On the pretense of checking on the free anti-spyware software he had installed on Chris's computer, J.D. snuck away from Buck's bragging out on the porch, and Vin's lying bare-chested out on the bench rail, t-shirt snaked through a belt loop in his cutoff jeans, and Josiah's contented sigh as he test-drove one of the drink holders from inside the bubbling hot tub.

He found what he was looking for right away, there on the mantel above the den fireplace, shiny white and vivid black, a ten by ten ceramic tile with a doghouse on it, surrounded by cartoon debris and tiny signatures. Holding it carefully in both hands, he tilted it in the light. The restorer was good, all right. You couldn't even see the cracks in this light. Of course, for what she had charged, she had better be that good.

"J.D.!" Buck's voice hollered from the living room. "Get your ass out here."

He jerked and for one horrifying instant, he feared he might drop the tile. But he didn't. He put it carefully back on the shelf, holding it there for a second, just to be sure.

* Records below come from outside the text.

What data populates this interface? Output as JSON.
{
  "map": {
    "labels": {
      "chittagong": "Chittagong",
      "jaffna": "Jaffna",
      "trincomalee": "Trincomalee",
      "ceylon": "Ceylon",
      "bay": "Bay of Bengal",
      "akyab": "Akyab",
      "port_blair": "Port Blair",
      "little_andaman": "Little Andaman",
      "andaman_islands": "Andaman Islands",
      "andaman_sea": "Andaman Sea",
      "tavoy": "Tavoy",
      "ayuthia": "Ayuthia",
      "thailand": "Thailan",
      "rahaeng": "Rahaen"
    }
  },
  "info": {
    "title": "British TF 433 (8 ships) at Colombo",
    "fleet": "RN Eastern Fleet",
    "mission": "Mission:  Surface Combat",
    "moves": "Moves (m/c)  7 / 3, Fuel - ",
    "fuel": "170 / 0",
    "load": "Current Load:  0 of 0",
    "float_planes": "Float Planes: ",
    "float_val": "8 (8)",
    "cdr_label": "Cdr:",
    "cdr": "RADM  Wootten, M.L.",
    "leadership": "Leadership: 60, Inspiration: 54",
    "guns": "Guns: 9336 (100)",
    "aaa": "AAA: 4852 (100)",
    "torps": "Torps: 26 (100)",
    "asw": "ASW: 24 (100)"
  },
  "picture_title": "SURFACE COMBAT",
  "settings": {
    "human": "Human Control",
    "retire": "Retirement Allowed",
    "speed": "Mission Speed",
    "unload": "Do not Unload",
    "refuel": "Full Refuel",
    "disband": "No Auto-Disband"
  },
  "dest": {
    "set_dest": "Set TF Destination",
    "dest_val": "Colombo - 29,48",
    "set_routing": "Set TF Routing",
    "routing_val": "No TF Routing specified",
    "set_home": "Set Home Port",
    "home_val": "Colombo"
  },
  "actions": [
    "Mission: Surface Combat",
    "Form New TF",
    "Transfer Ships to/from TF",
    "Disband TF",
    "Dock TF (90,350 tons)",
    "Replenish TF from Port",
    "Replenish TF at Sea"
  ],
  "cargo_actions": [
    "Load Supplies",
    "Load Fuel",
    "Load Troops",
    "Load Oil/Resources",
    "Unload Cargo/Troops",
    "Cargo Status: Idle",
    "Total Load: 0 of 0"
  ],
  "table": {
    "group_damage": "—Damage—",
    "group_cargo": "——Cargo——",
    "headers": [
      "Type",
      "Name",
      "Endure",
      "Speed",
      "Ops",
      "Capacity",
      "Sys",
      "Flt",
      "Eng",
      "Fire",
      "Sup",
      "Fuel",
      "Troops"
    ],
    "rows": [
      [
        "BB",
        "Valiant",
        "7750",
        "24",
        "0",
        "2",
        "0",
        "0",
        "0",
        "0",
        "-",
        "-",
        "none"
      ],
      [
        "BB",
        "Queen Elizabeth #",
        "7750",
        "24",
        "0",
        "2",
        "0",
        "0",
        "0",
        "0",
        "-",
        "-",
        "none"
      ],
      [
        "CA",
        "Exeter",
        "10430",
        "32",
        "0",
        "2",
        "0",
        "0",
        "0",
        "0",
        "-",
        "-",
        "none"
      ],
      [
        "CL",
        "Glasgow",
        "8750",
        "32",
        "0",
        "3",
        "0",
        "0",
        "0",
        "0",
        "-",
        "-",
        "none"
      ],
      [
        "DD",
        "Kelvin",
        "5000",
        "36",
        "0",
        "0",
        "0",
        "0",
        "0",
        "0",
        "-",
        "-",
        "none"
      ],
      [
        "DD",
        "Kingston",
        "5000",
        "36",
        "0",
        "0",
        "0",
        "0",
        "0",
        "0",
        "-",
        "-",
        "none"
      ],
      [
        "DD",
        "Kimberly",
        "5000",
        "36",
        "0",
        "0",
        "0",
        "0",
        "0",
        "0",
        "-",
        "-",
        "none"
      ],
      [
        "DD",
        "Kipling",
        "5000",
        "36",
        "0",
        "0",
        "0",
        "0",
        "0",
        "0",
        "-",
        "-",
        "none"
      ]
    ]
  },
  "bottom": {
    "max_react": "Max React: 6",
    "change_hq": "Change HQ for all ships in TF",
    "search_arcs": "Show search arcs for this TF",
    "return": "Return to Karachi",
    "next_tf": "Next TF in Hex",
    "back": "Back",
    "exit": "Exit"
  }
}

"What for?" he hollered back. But he went out into the living room all the same.

Chris and Buck were leaning side by side on the waist high railing that edged the older part of the deck. Legs crossed, elbows on the rail, bodies canted slightly toward each other, silhouetted in the late afternoon sun, all dark limb shapes and white teeth parted in smug grins.

"Vin here wants a rematch of that basketball game," Buck said happily.

Just for a minute, instead of the yard behind them, instead of the pasture beyond, J.D. saw the grey hull of a Navy ship and black face paint. He saw their identical smirks. And that weird fun house mirror image again.

"Sure," J.D. said, pointing at Chris and Buck. "As long as you two play on separate teams."

Both men's eyebrows quirked up as they glanced at each other.

Buck laughed and reached out to snare J.D.'s head in the crook of one arm. "I'm gonna kick your butt, Larabee," he said.

"That'll be the day, Wilmington," Chris replied, looking at Vin and jerking his head toward the driveway.

And J.D. grinned like a fool, knowing that somehow, even on separate teams, he and Vin would be the only ones who got their butts kicked. Buck and Chris would always be on the same side.

No matter what.